§ EXERCISE BRIEF
Reproduce the records below in their entirety, character for character.

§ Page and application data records

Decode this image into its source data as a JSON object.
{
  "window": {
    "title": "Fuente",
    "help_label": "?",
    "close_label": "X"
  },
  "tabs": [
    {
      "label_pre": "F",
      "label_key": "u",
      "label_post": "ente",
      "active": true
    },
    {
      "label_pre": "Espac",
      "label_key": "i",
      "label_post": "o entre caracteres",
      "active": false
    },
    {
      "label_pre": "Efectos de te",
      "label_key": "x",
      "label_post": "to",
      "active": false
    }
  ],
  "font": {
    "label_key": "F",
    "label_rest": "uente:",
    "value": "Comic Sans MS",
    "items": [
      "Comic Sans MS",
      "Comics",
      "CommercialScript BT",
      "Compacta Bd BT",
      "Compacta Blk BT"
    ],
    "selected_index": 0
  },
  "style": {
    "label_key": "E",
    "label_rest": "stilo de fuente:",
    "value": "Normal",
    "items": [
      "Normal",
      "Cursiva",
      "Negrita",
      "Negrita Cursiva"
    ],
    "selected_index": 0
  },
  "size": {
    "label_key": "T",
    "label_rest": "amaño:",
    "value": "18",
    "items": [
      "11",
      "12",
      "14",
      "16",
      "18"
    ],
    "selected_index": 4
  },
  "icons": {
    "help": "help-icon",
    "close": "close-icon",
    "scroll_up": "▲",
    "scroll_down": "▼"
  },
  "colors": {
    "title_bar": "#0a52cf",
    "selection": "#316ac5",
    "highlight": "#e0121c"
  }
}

§ WRITTEN ANSWER
Decode this image into its source data as a JSON object.
{
  "window": {
    "title": "Fuente",
    "help_label": "?",
    "close_label": "X"
  },
  "tabs": [
    {
      "label_pre": "F",
      "label_key": "u",
      "label_post": "ente",
      "active": true
    },
    {
      "label_pre": "Espac",
      "label_key": "i",
      "label_post": "o entre caracteres",
      "active": false
    },
    {
      "label_pre": "Efectos de te",
      "label_key": "x",
      "label_post": "to",
      "active": false
    }
  ],
  "font": {
    "label_key": "F",
    "label_rest": "uente:",
    "value": "Comic Sans MS",
    "items": [
      "Comic Sans MS",
      "Comics",
      "CommercialScript BT",
      "Compacta Bd BT",
      "Compacta Blk BT"
    ],
    "selected_index": 0
  },
  "style": {
    "label_key": "E",
    "label_rest": "stilo de fuente:",
    "value": "Normal",
    "items": [
      "Normal",
      "Cursiva",
      "Negrita",
      "Negrita Cursiva"
    ],
    "selected_index": 0
  },
  "size": {
    "label_key": "T",
    "label_rest": "amaño:",
    "value": "18",
    "items": [
      "11",
      "12",
      "14",
      "16",
      "18"
    ],
    "selected_index": 4
  },
  "icons": {
    "help": "help-icon",
    "close": "close-icon",
    "scroll_up": "▲",
    "scroll_down": "▼"
  },
  "colors": {
    "title_bar": "#0a52cf",
    "selection": "#316ac5",
    "highlight": "#e0121c"
  }
}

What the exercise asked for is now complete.